The task: Since pictures do not belong in the copy, please repeat every record below exactly without them.

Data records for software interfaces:
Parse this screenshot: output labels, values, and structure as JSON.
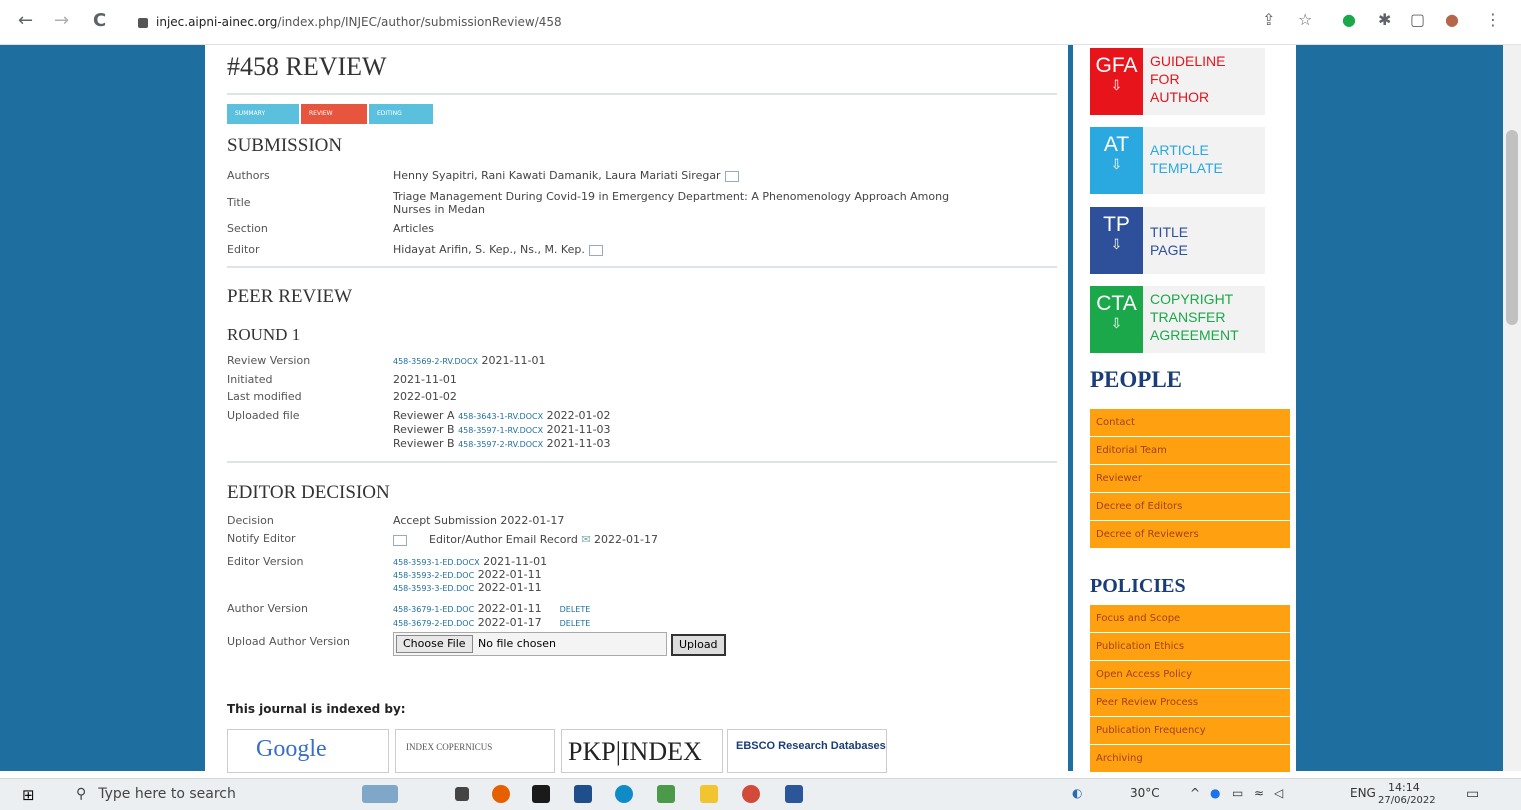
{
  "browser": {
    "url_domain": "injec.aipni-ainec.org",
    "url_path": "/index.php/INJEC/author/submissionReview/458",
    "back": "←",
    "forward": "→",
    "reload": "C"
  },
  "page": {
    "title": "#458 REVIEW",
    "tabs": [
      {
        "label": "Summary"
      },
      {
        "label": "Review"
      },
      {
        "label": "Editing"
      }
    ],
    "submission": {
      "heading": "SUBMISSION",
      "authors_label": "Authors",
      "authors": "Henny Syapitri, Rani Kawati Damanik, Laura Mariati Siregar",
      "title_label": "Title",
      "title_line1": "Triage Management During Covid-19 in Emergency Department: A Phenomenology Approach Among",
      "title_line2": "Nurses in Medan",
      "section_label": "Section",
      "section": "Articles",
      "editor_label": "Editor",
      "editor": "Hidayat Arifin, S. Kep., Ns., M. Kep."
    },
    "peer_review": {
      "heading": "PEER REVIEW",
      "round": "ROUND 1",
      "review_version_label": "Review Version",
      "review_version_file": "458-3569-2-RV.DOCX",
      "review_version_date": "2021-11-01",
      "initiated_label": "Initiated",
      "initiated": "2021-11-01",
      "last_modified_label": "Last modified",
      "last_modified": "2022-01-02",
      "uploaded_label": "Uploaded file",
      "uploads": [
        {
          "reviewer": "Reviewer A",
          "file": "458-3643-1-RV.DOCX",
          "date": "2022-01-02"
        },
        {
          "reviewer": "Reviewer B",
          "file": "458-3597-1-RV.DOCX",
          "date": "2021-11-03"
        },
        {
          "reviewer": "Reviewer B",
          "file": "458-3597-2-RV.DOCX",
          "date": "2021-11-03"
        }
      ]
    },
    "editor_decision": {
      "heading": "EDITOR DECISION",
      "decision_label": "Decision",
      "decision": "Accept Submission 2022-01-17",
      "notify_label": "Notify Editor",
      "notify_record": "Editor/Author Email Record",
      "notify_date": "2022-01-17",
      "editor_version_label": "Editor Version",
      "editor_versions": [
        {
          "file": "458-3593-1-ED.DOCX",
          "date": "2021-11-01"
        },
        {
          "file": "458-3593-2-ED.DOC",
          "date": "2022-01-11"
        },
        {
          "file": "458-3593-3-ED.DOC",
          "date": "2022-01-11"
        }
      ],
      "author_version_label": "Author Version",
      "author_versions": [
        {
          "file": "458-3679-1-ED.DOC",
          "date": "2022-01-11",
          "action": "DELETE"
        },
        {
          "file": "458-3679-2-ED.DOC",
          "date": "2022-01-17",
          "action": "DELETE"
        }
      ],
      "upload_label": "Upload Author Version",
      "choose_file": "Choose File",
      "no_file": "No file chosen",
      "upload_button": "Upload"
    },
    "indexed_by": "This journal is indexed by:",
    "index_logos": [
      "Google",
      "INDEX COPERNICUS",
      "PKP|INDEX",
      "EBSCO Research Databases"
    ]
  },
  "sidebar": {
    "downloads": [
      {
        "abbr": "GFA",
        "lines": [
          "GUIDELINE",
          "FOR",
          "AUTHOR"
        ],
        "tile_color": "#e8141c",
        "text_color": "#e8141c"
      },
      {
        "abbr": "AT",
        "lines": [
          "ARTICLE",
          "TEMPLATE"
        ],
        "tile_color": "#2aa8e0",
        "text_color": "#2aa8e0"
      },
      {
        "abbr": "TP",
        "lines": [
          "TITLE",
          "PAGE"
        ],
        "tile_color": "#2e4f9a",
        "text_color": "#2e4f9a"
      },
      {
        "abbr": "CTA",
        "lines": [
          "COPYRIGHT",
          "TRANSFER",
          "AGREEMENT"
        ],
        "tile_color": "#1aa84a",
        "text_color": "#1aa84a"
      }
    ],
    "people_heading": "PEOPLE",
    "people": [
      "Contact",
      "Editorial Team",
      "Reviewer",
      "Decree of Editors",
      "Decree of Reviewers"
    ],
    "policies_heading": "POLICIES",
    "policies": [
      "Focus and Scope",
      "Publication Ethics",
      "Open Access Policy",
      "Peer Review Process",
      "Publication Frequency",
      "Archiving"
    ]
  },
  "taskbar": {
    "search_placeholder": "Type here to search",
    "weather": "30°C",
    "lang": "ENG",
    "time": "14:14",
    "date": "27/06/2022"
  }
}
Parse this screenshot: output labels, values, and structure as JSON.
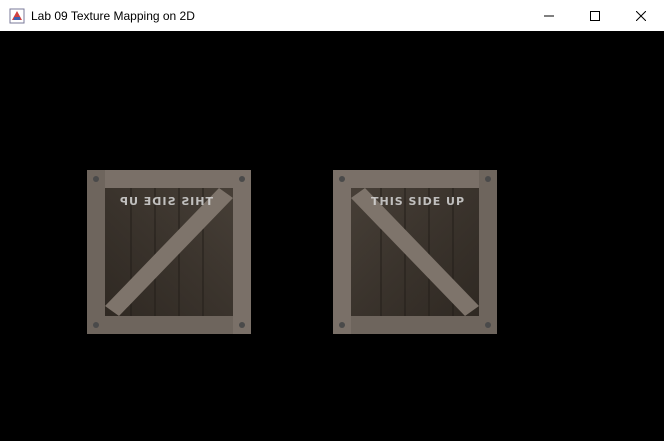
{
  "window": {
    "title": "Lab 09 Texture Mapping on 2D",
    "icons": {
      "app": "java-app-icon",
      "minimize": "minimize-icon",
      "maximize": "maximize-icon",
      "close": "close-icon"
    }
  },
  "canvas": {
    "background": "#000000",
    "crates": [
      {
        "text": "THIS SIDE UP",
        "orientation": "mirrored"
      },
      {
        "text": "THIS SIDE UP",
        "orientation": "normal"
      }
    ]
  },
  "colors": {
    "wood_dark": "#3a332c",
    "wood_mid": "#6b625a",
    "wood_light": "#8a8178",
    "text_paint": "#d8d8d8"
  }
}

Expected answer:
Parse this screenshot: output labels, values, and structure as JSON.
{
  "browser": {
    "url_domain": "injec.aipni-ainec.org",
    "url_path": "/index.php/INJEC/author/submissionReview/458",
    "back": "←",
    "forward": "→",
    "reload": "C"
  },
  "page": {
    "title": "#458 REVIEW",
    "tabs": [
      {
        "label": "Summary"
      },
      {
        "label": "Review"
      },
      {
        "label": "Editing"
      }
    ],
    "submission": {
      "heading": "SUBMISSION",
      "authors_label": "Authors",
      "authors": "Henny Syapitri, Rani Kawati Damanik, Laura Mariati Siregar",
      "title_label": "Title",
      "title_line1": "Triage Management During Covid-19 in Emergency Department: A Phenomenology Approach Among",
      "title_line2": "Nurses in Medan",
      "section_label": "Section",
      "section": "Articles",
      "editor_label": "Editor",
      "editor": "Hidayat Arifin, S. Kep., Ns., M. Kep."
    },
    "peer_review": {
      "heading": "PEER REVIEW",
      "round": "ROUND 1",
      "review_version_label": "Review Version",
      "review_version_file": "458-3569-2-RV.DOCX",
      "review_version_date": "2021-11-01",
      "initiated_label": "Initiated",
      "initiated": "2021-11-01",
      "last_modified_label": "Last modified",
      "last_modified": "2022-01-02",
      "uploaded_label": "Uploaded file",
      "uploads": [
        {
          "reviewer": "Reviewer A",
          "file": "458-3643-1-RV.DOCX",
          "date": "2022-01-02"
        },
        {
          "reviewer": "Reviewer B",
          "file": "458-3597-1-RV.DOCX",
          "date": "2021-11-03"
        },
        {
          "reviewer": "Reviewer B",
          "file": "458-3597-2-RV.DOCX",
          "date": "2021-11-03"
        }
      ]
    },
    "editor_decision": {
      "heading": "EDITOR DECISION",
      "decision_label": "Decision",
      "decision": "Accept Submission 2022-01-17",
      "notify_label": "Notify Editor",
      "notify_record": "Editor/Author Email Record",
      "notify_date": "2022-01-17",
      "editor_version_label": "Editor Version",
      "editor_versions": [
        {
          "file": "458-3593-1-ED.DOCX",
          "date": "2021-11-01"
        },
        {
          "file": "458-3593-2-ED.DOC",
          "date": "2022-01-11"
        },
        {
          "file": "458-3593-3-ED.DOC",
          "date": "2022-01-11"
        }
      ],
      "author_version_label": "Author Version",
      "author_versions": [
        {
          "file": "458-3679-1-ED.DOC",
          "date": "2022-01-11",
          "action": "DELETE"
        },
        {
          "file": "458-3679-2-ED.DOC",
          "date": "2022-01-17",
          "action": "DELETE"
        }
      ],
      "upload_label": "Upload Author Version",
      "choose_file": "Choose File",
      "no_file": "No file chosen",
      "upload_button": "Upload"
    },
    "indexed_by": "This journal is indexed by:",
    "index_logos": [
      "Google",
      "INDEX COPERNICUS",
      "PKP|INDEX",
      "EBSCO Research Databases"
    ]
  },
  "sidebar": {
    "downloads": [
      {
        "abbr": "GFA",
        "lines": [
          "GUIDELINE",
          "FOR",
          "AUTHOR"
        ],
        "tile_color": "#e8141c",
        "text_color": "#e8141c"
      },
      {
        "abbr": "AT",
        "lines": [
          "ARTICLE",
          "TEMPLATE"
        ],
        "tile_color": "#2aa8e0",
        "text_color": "#2aa8e0"
      },
      {
        "abbr": "TP",
        "lines": [
          "TITLE",
          "PAGE"
        ],
        "tile_color": "#2e4f9a",
        "text_color": "#2e4f9a"
      },
      {
        "abbr": "CTA",
        "lines": [
          "COPYRIGHT",
          "TRANSFER",
          "AGREEMENT"
        ],
        "tile_color": "#1aa84a",
        "text_color": "#1aa84a"
      }
    ],
    "people_heading": "PEOPLE",
    "people": [
      "Contact",
      "Editorial Team",
      "Reviewer",
      "Decree of Editors",
      "Decree of Reviewers"
    ],
    "policies_heading": "POLICIES",
    "policies": [
      "Focus and Scope",
      "Publication Ethics",
      "Open Access Policy",
      "Peer Review Process",
      "Publication Frequency",
      "Archiving"
    ]
  },
  "taskbar": {
    "search_placeholder": "Type here to search",
    "weather": "30°C",
    "lang": "ENG",
    "time": "14:14",
    "date": "27/06/2022"
  }
}
Parse this screenshot: output labels, values, and structure as JSON.
{
  "window": {
    "title": "Lab 09 Texture Mapping on 2D",
    "icons": {
      "app": "java-app-icon",
      "minimize": "minimize-icon",
      "maximize": "maximize-icon",
      "close": "close-icon"
    }
  },
  "canvas": {
    "background": "#000000",
    "crates": [
      {
        "text": "THIS SIDE UP",
        "orientation": "mirrored"
      },
      {
        "text": "THIS SIDE UP",
        "orientation": "normal"
      }
    ]
  },
  "colors": {
    "wood_dark": "#3a332c",
    "wood_mid": "#6b625a",
    "wood_light": "#8a8178",
    "text_paint": "#d8d8d8"
  }
}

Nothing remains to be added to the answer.